** What is needed **
Find every line below that contains the word "name" and copy it out.

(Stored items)

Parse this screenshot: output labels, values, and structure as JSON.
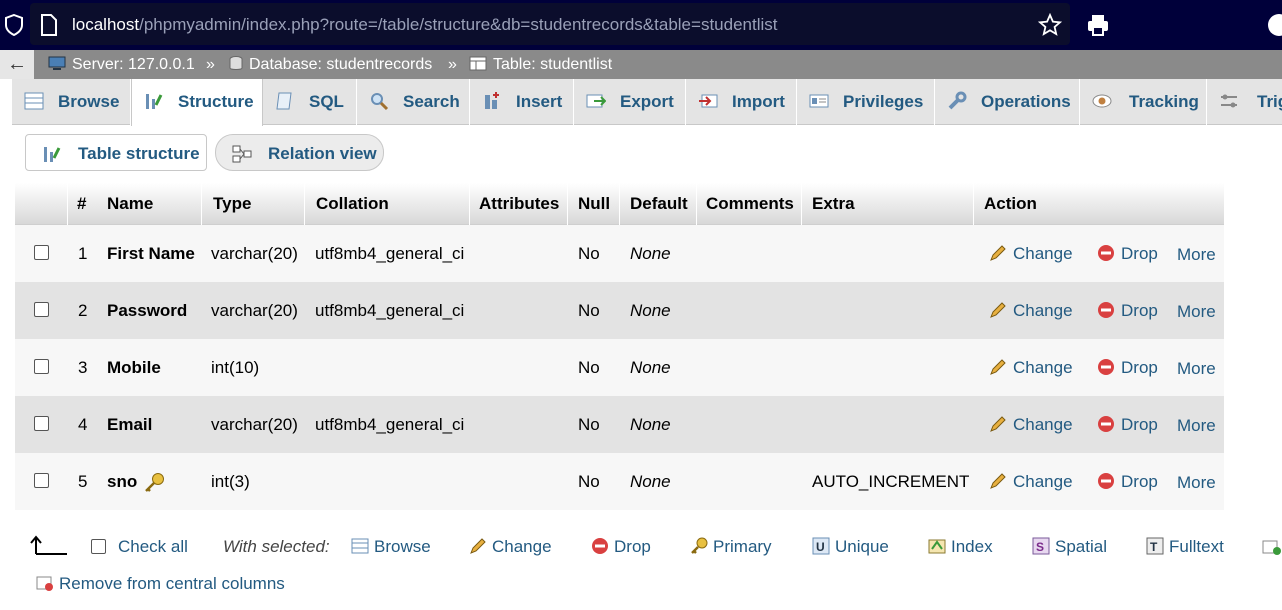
{
  "browser": {
    "url_host": "localhost",
    "url_path": "/phpmyadmin/index.php?route=/table/structure&db=studentrecords&table=studentlist"
  },
  "breadcrumb": {
    "back": "←",
    "server": "Server: 127.0.0.1",
    "sep1": "»",
    "database": "Database: studentrecords",
    "sep2": "»",
    "table": "Table: studentlist"
  },
  "tabs": [
    {
      "label": "Browse"
    },
    {
      "label": "Structure"
    },
    {
      "label": "SQL"
    },
    {
      "label": "Search"
    },
    {
      "label": "Insert"
    },
    {
      "label": "Export"
    },
    {
      "label": "Import"
    },
    {
      "label": "Privileges"
    },
    {
      "label": "Operations"
    },
    {
      "label": "Tracking"
    },
    {
      "label": "Trig"
    }
  ],
  "subtabs": {
    "table_structure": "Table structure",
    "relation_view": "Relation view"
  },
  "table": {
    "headers": {
      "num": "#",
      "name": "Name",
      "type": "Type",
      "collation": "Collation",
      "attributes": "Attributes",
      "null": "Null",
      "default": "Default",
      "comments": "Comments",
      "extra": "Extra",
      "action": "Action"
    },
    "rows": [
      {
        "num": "1",
        "name": "First Name",
        "type": "varchar(20)",
        "collation": "utf8mb4_general_ci",
        "null": "No",
        "default": "None",
        "extra": ""
      },
      {
        "num": "2",
        "name": "Password",
        "type": "varchar(20)",
        "collation": "utf8mb4_general_ci",
        "null": "No",
        "default": "None",
        "extra": ""
      },
      {
        "num": "3",
        "name": "Mobile",
        "type": "int(10)",
        "collation": "",
        "null": "No",
        "default": "None",
        "extra": ""
      },
      {
        "num": "4",
        "name": "Email",
        "type": "varchar(20)",
        "collation": "utf8mb4_general_ci",
        "null": "No",
        "default": "None",
        "extra": ""
      },
      {
        "num": "5",
        "name": "sno",
        "type": "int(3)",
        "collation": "",
        "null": "No",
        "default": "None",
        "extra": "AUTO_INCREMENT"
      }
    ],
    "actions": {
      "change": "Change",
      "drop": "Drop",
      "more": "More"
    }
  },
  "bottom": {
    "check_all": "Check all",
    "with_selected": "With selected:",
    "browse": "Browse",
    "change": "Change",
    "drop": "Drop",
    "primary": "Primary",
    "unique": "Unique",
    "index": "Index",
    "spatial": "Spatial",
    "fulltext": "Fulltext",
    "remove_central": "Remove from central columns"
  }
}
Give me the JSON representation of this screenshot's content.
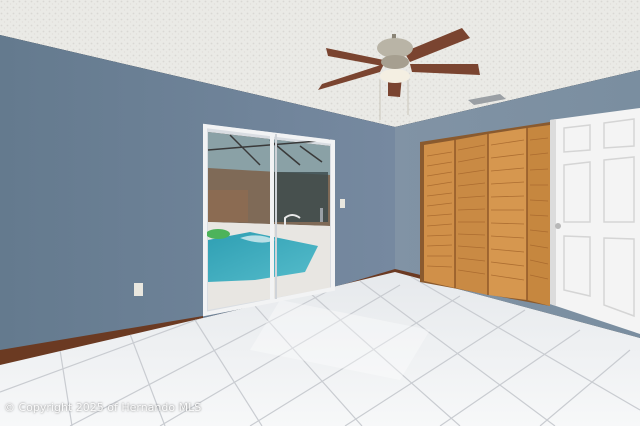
{
  "watermark": "© Copyright 2025 of Hernando MLS",
  "colors": {
    "ceiling": "#e9e8e4",
    "wall_left": "#6f8396",
    "wall_back": "#7e91a2",
    "baseboard": "#6b3a22",
    "floor_tile": "#eef0f2",
    "grout": "#c7cacf",
    "closet_wood": "#cf8f4a",
    "door": "#f4f4f4",
    "pool": "#3fa9b8",
    "fan_blade": "#7a4430"
  }
}
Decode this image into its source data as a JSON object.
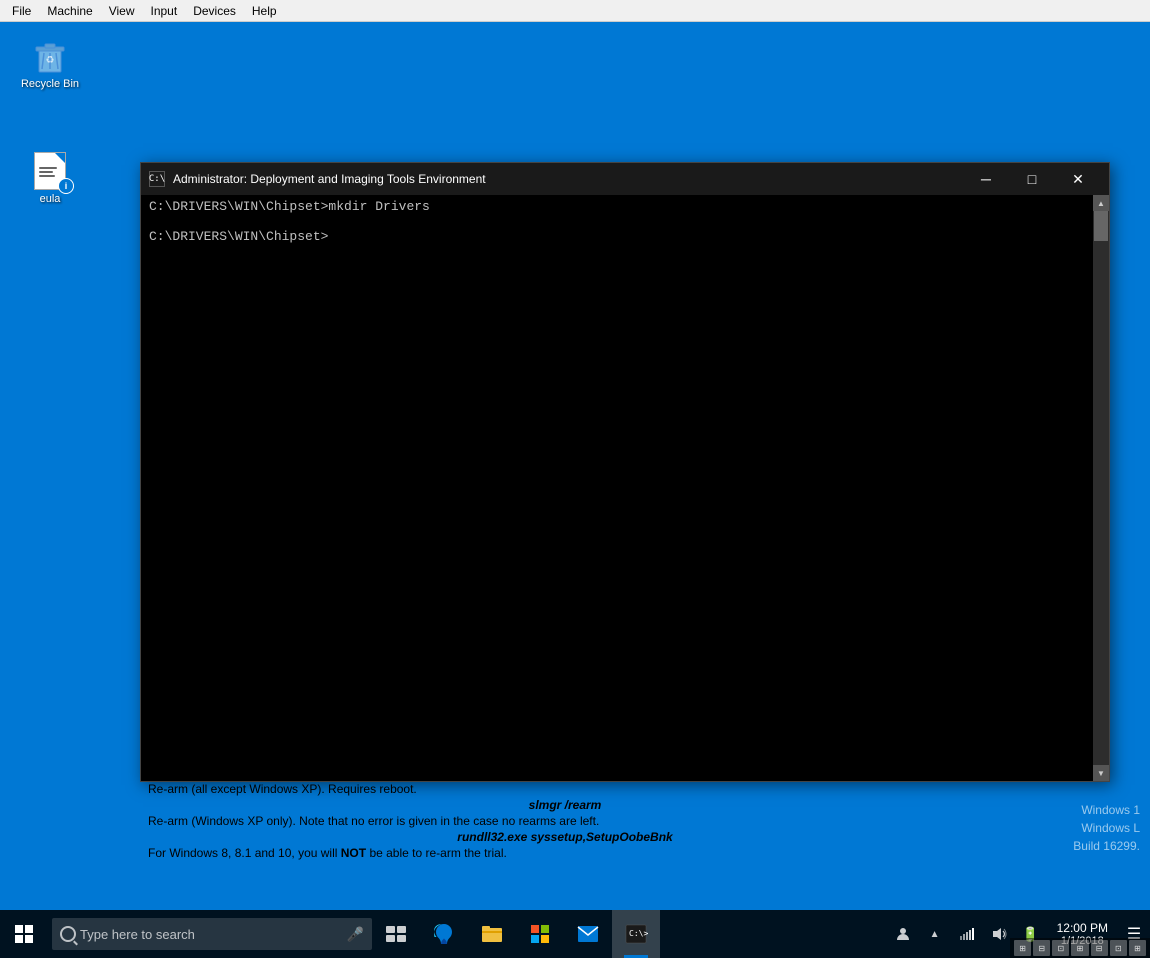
{
  "menubar": {
    "items": [
      "File",
      "Machine",
      "View",
      "Input",
      "Devices",
      "Help"
    ]
  },
  "desktop": {
    "background_color": "#0078d4",
    "icons": [
      {
        "id": "recycle-bin",
        "label": "Recycle Bin",
        "type": "recycle"
      },
      {
        "id": "eula",
        "label": "eula",
        "type": "file"
      }
    ]
  },
  "cmd_window": {
    "title": "Administrator: Deployment and Imaging Tools Environment",
    "icon_label": "C:\\",
    "lines": [
      "C:\\DRIVERS\\WIN\\Chipset>mkdir Drivers",
      "",
      "C:\\DRIVERS\\WIN\\Chipset>"
    ],
    "controls": {
      "minimize": "─",
      "maximize": "□",
      "close": "✕"
    }
  },
  "info_panel": {
    "line1": "Re-arm (all except Windows XP). Requires reboot.",
    "line2_italic": "slmgr /rearm",
    "line3": "Re-arm (Windows XP only). Note that no error is given in the case no rearms are left.",
    "line4_italic": "rundll32.exe syssetup,SetupOobeBnk",
    "line5_pre": "For Windows 8, 8.1 and 10, you will ",
    "line5_bold": "NOT",
    "line5_post": " be able to re-arm the trial."
  },
  "watermark": {
    "line1": "Windows 1",
    "line2": "Windows L",
    "line3": "Build 16299."
  },
  "taskbar": {
    "search_placeholder": "Type here to search",
    "apps": [
      {
        "id": "task-view",
        "label": "Task View",
        "icon": "task-view"
      },
      {
        "id": "edge",
        "label": "Microsoft Edge",
        "icon": "edge"
      },
      {
        "id": "explorer",
        "label": "File Explorer",
        "icon": "explorer"
      },
      {
        "id": "store",
        "label": "Microsoft Store",
        "icon": "store"
      },
      {
        "id": "mail",
        "label": "Mail",
        "icon": "mail"
      },
      {
        "id": "cmd",
        "label": "Command Prompt",
        "icon": "cmd",
        "active": true
      }
    ],
    "tray": {
      "icons": [
        "people",
        "chevron",
        "network",
        "volume",
        "battery"
      ],
      "time": "▲",
      "clock_time": "",
      "clock_date": ""
    }
  },
  "bottom_strip": {
    "icons": [
      "icon1",
      "icon2",
      "icon3",
      "icon4",
      "icon5",
      "icon6",
      "icon7"
    ]
  }
}
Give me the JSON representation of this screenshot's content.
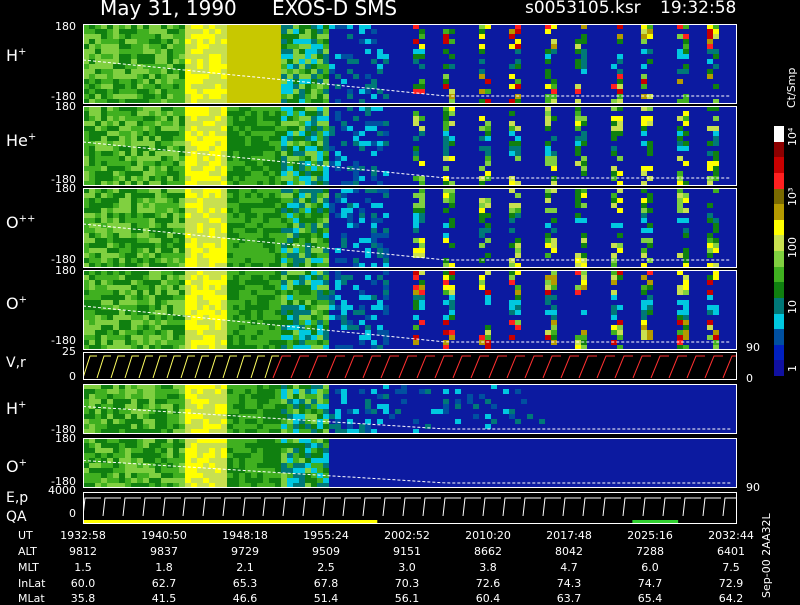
{
  "header": {
    "date": "May 31, 1990",
    "instrument": "EXOS-D SMS",
    "file": "s0053105.ksr",
    "time": "19:32:58"
  },
  "panels": [
    {
      "label": "H",
      "charge": "+",
      "ymax": "180",
      "ymin": "-180"
    },
    {
      "label": "He",
      "charge": "+",
      "ymax": "180",
      "ymin": "-180"
    },
    {
      "label": "O",
      "charge": "++",
      "ymax": "180",
      "ymin": "-180"
    },
    {
      "label": "O",
      "charge": "+",
      "ymax": "180",
      "ymin": "-180"
    },
    {
      "label": "V,r",
      "charge": "",
      "ymax": "25",
      "ymin": "0"
    },
    {
      "label": "H",
      "charge": "+",
      "ymax": "180",
      "ymin": "-180"
    },
    {
      "label": "O",
      "charge": "+",
      "ymax": "180",
      "ymin": "-180"
    },
    {
      "label": "E,p",
      "charge": "",
      "ymax": "4000",
      "ymin": "0"
    }
  ],
  "qa_label": "QA",
  "right_ticks": {
    "v_top": "90",
    "v_bottom": "0",
    "o_right": "90"
  },
  "colorbar": {
    "unit": "Ct/Smp",
    "labels": [
      "10⁴",
      "10³",
      "100",
      "10",
      "1"
    ],
    "colors": [
      "#ffffff",
      "#8c0000",
      "#c80000",
      "#ff2020",
      "#7a6a00",
      "#b49a00",
      "#ffff00",
      "#c8e050",
      "#80d040",
      "#40b020",
      "#108010",
      "#007878",
      "#00c8e0",
      "#0050a0",
      "#0020c0",
      "#1010a0"
    ]
  },
  "axis_rows": [
    {
      "name": "UT",
      "values": [
        "1932:58",
        "1940:50",
        "1948:18",
        "1955:24",
        "2002:52",
        "2010:20",
        "2017:48",
        "2025:16",
        "2032:44"
      ]
    },
    {
      "name": "ALT",
      "values": [
        "9812",
        "9837",
        "9729",
        "9509",
        "9151",
        "8662",
        "8042",
        "7288",
        "6401"
      ]
    },
    {
      "name": "MLT",
      "values": [
        "1.5",
        "1.8",
        "2.1",
        "2.5",
        "3.0",
        "3.8",
        "4.7",
        "6.0",
        "7.5"
      ]
    },
    {
      "name": "InLat",
      "values": [
        "60.0",
        "62.7",
        "65.3",
        "67.8",
        "70.3",
        "72.6",
        "74.3",
        "74.7",
        "72.9"
      ]
    },
    {
      "name": "MLat",
      "values": [
        "35.8",
        "41.5",
        "46.6",
        "51.4",
        "56.1",
        "60.4",
        "63.7",
        "65.4",
        "64.2"
      ]
    }
  ],
  "side_text": "Sep-00 2AA32L",
  "chart_data": {
    "type": "heatmap",
    "title": "May 31, 1990   EXOS-D SMS",
    "x": [
      "1932:58",
      "1940:50",
      "1948:18",
      "1955:24",
      "2002:52",
      "2010:20",
      "2017:48",
      "2025:16",
      "2032:44"
    ],
    "panels": [
      "H+",
      "He+",
      "O++",
      "O+",
      "V,r",
      "H+",
      "O+",
      "E,p"
    ],
    "ylim_pitch": [
      -180,
      180
    ],
    "colorbar_unit": "Ct/Smp",
    "colorbar_range": [
      1,
      10000
    ],
    "log_scale": true
  }
}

** Task output **
      "name": "Name",
        "name": "First Name",
        "name": "Password",
        "name": "Mobile",
        "name": "Email",
        "name": "sno",
      "name": "UT",
      "name": "ALT",
      "name": "MLT",
      "name": "InLat",
      "name": "MLat",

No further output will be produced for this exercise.